------ Study material

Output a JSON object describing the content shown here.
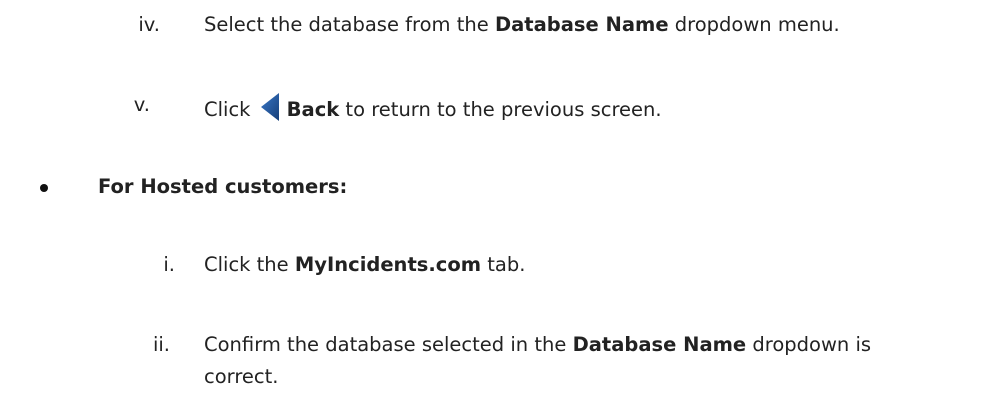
{
  "items": {
    "iv": {
      "numeral": "iv.",
      "t1": "Select the database from the ",
      "b1": "Database Name",
      "t2": " dropdown menu."
    },
    "v": {
      "numeral": "v.",
      "t1": "Click",
      "icon": "back-triangle-icon",
      "b1": "Back",
      "t2": " to return to the previous screen."
    },
    "hosted": {
      "label": "For Hosted customers:"
    },
    "i": {
      "numeral": "i.",
      "t1": "Click the ",
      "b1": "MyIncidents.com",
      "t2": " tab."
    },
    "ii": {
      "numeral": "ii.",
      "t1": "Confirm the database selected in the ",
      "b1": "Database Name",
      "t2": " dropdown is",
      "t3": "correct."
    }
  },
  "colors": {
    "text": "#222222",
    "icon": "#1f4f8f"
  }
}
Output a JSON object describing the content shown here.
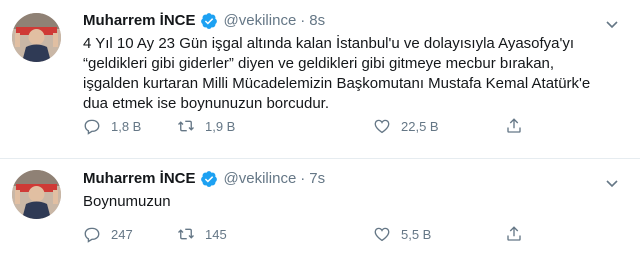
{
  "tweets": [
    {
      "name": "Muharrem İNCE",
      "handle": "@vekilince",
      "separator": "·",
      "time": "8s",
      "text": "4 Yıl 10 Ay 23 Gün işgal altında kalan İstanbul'u ve dolayısıyla Ayasofya'yı\n“geldikleri gibi giderler” diyen ve geldikleri gibi gitmeye mecbur bırakan,\nişgalden kurtaran Milli Mücadelemizin Başkomutanı Mustafa Kemal Atatürk'e\ndua etmek ise boynunuzun borcudur.",
      "replies": "1,8 B",
      "retweets": "1,9 B",
      "likes": "22,5 B"
    },
    {
      "name": "Muharrem İNCE",
      "handle": "@vekilince",
      "separator": "·",
      "time": "7s",
      "text": "Boynumuzun",
      "replies": "247",
      "retweets": "145",
      "likes": "5,5 B"
    }
  ],
  "icons": {
    "verified": "verified-badge-icon",
    "reply": "reply-icon",
    "retweet": "retweet-icon",
    "like": "heart-icon",
    "share": "share-icon",
    "menu": "chevron-down-icon"
  },
  "colors": {
    "accent": "#1da1f2",
    "muted": "#657786",
    "text": "#14171a"
  }
}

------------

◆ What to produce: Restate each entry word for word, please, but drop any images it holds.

◆ Expected answer:
Output a JSON object describing the content shown here.
{
  "items": {
    "iv": {
      "numeral": "iv.",
      "t1": "Select the database from the ",
      "b1": "Database Name",
      "t2": " dropdown menu."
    },
    "v": {
      "numeral": "v.",
      "t1": "Click",
      "icon": "back-triangle-icon",
      "b1": "Back",
      "t2": " to return to the previous screen."
    },
    "hosted": {
      "label": "For Hosted customers:"
    },
    "i": {
      "numeral": "i.",
      "t1": "Click the ",
      "b1": "MyIncidents.com",
      "t2": " tab."
    },
    "ii": {
      "numeral": "ii.",
      "t1": "Confirm the database selected in the ",
      "b1": "Database Name",
      "t2": " dropdown is",
      "t3": "correct."
    }
  },
  "colors": {
    "text": "#222222",
    "icon": "#1f4f8f"
  }
}
Output a JSON object describing the content shown here.
{
  "tweets": [
    {
      "name": "Muharrem İNCE",
      "handle": "@vekilince",
      "separator": "·",
      "time": "8s",
      "text": "4 Yıl 10 Ay 23 Gün işgal altında kalan İstanbul'u ve dolayısıyla Ayasofya'yı\n“geldikleri gibi giderler” diyen ve geldikleri gibi gitmeye mecbur bırakan,\nişgalden kurtaran Milli Mücadelemizin Başkomutanı Mustafa Kemal Atatürk'e\ndua etmek ise boynunuzun borcudur.",
      "replies": "1,8 B",
      "retweets": "1,9 B",
      "likes": "22,5 B"
    },
    {
      "name": "Muharrem İNCE",
      "handle": "@vekilince",
      "separator": "·",
      "time": "7s",
      "text": "Boynumuzun",
      "replies": "247",
      "retweets": "145",
      "likes": "5,5 B"
    }
  ],
  "icons": {
    "verified": "verified-badge-icon",
    "reply": "reply-icon",
    "retweet": "retweet-icon",
    "like": "heart-icon",
    "share": "share-icon",
    "menu": "chevron-down-icon"
  },
  "colors": {
    "accent": "#1da1f2",
    "muted": "#657786",
    "text": "#14171a"
  }
}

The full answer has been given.